About a quarter of the Hill Pandaram are completely nomadic. The others live in small settlements with around ten widely scattered bamboo-walled, thatch -roofed huts They grow a few crops such cassava and have mango and tamarind trees nearby. These settlement are only rarely habited. When foraging the Hill Pandaram live in shelters with bamboo frames and palm leave coverings. Marriages tend to be fairly flexible. There is generally no formal marriage ceremony and many have several spouses at different during their lifetimes. They sometimes engages in spirit possession ceremonies to the rhythm of drumming,

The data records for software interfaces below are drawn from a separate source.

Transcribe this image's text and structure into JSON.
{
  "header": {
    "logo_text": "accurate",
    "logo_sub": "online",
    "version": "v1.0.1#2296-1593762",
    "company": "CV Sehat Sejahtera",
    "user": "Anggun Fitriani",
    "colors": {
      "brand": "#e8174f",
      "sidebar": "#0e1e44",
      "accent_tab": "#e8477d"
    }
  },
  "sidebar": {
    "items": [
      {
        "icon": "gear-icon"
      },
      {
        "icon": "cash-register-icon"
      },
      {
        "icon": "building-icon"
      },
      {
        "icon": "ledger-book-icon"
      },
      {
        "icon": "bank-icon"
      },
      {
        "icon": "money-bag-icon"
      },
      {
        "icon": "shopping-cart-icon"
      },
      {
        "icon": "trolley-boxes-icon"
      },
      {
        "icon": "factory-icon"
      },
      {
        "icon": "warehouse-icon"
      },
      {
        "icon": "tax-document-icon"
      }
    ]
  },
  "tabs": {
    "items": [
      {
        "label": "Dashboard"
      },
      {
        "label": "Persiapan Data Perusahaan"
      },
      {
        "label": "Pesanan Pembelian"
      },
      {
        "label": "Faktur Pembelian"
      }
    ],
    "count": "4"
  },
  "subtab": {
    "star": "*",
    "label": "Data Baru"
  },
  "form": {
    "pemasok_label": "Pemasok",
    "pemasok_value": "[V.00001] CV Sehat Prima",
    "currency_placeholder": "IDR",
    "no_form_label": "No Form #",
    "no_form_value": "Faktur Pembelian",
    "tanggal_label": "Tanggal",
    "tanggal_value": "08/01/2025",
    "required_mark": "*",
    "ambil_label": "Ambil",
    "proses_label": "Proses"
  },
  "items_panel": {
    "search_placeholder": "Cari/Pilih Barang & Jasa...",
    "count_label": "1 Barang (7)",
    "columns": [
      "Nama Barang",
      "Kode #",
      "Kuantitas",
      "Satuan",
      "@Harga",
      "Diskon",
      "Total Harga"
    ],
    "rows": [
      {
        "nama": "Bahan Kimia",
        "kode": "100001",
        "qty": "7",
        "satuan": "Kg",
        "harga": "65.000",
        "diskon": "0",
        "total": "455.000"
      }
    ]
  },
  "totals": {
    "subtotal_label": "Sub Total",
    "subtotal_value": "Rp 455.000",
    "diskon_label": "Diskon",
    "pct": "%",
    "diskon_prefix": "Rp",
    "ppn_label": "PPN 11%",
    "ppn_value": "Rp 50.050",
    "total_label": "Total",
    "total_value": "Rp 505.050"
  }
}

The Hill Pandaram possess no land and have few material possessions Social relations are defined mostly by family and gathering groups. The roles of men and women are relatively equal. Their main sources of food are various kinds of yams that the dig up in the forest and nuts and fruit they obtain from trees. They hunt small animals, monkeys, squirrels and monitor lizards. Much of the hunting is done with dogs and muzzle-loading guns.
Kani and Their Magic Berry
The Kani people of the rain forest of Kerala are poor and live in thatch huts. Men go shirtless and wear sarongs. The roam the forest with wooden bows and poison arrows, shooting birds and fish. Scientist who studied the Kani noticed that they never seemed to get tired or fatigued and were energized by pale-green berries they plucked from the "divine" Arogyapacha plant that grows only on Agastyavanam Mountain in Kerala.
One Kani tribesman said, "We eat its fruit when we go hunting. It gives a sudden burst of energy. We don't feel hungry for several hours; we don’t feel thirsty or tired. And I seems we can walk and run in the mountain for hours again. Plaupa Pusjpangadan, the director of the a botanical institute, has the helped the Kani market the energy-giving berry in such a way that the Kali get some of the profits. A tonic made from the berries performed well in trials and sold out immediately when it was sold on the open market. Efforts have been made to cultivate the Arogyaepacha plant on 800 hectares near the Kani's forest and grow the plant in other places.
Text Sources: New York Times, Washington Post, Los Angeles Times, Times of London, Lonely Planet Guides, Library of Congress, Ministry of Tourism, Government of India, Compton’s Encyclopedia, The Guardian, National Geographic, Smithsonian magazine, The New Yorker, Time, Newsweek, Reuters, AP, AFP, Wall Street Journal, The Atlantic Monthly, The Economist, Foreign Policy, Wikipedia, BBC, CNN, and various books, websites and other publications.
Last updated June 2015